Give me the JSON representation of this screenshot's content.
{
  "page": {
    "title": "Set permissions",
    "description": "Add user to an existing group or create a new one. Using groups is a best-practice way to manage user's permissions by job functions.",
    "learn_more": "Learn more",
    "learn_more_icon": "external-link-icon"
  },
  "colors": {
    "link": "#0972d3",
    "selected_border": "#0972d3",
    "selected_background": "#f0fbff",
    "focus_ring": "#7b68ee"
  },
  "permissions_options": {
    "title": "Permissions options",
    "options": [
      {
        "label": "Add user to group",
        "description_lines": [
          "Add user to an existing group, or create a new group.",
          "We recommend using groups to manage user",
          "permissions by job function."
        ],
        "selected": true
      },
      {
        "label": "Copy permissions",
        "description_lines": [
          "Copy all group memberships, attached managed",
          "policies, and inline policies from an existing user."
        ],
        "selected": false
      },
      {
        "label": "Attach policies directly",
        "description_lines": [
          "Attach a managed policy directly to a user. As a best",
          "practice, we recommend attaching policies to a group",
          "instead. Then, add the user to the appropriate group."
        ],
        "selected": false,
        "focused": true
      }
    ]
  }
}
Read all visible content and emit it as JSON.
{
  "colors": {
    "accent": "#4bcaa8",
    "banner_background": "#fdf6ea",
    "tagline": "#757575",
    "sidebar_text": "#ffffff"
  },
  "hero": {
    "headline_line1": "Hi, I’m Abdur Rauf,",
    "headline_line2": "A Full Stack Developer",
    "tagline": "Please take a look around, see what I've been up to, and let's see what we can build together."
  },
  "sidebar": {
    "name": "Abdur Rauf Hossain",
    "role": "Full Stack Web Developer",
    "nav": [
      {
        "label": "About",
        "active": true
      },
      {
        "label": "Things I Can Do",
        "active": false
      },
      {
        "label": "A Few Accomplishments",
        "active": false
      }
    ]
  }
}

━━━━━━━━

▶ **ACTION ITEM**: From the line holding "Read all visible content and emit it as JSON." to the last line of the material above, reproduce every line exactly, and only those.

▶ **EXPECTED ANSWER**:
Read all visible content and emit it as JSON.
{
  "colors": {
    "accent": "#4bcaa8",
    "banner_background": "#fdf6ea",
    "tagline": "#757575",
    "sidebar_text": "#ffffff"
  },
  "hero": {
    "headline_line1": "Hi, I’m Abdur Rauf,",
    "headline_line2": "A Full Stack Developer",
    "tagline": "Please take a look around, see what I've been up to, and let's see what we can build together."
  },
  "sidebar": {
    "name": "Abdur Rauf Hossain",
    "role": "Full Stack Web Developer",
    "nav": [
      {
        "label": "About",
        "active": true
      },
      {
        "label": "Things I Can Do",
        "active": false
      },
      {
        "label": "A Few Accomplishments",
        "active": false
      }
    ]
  }
}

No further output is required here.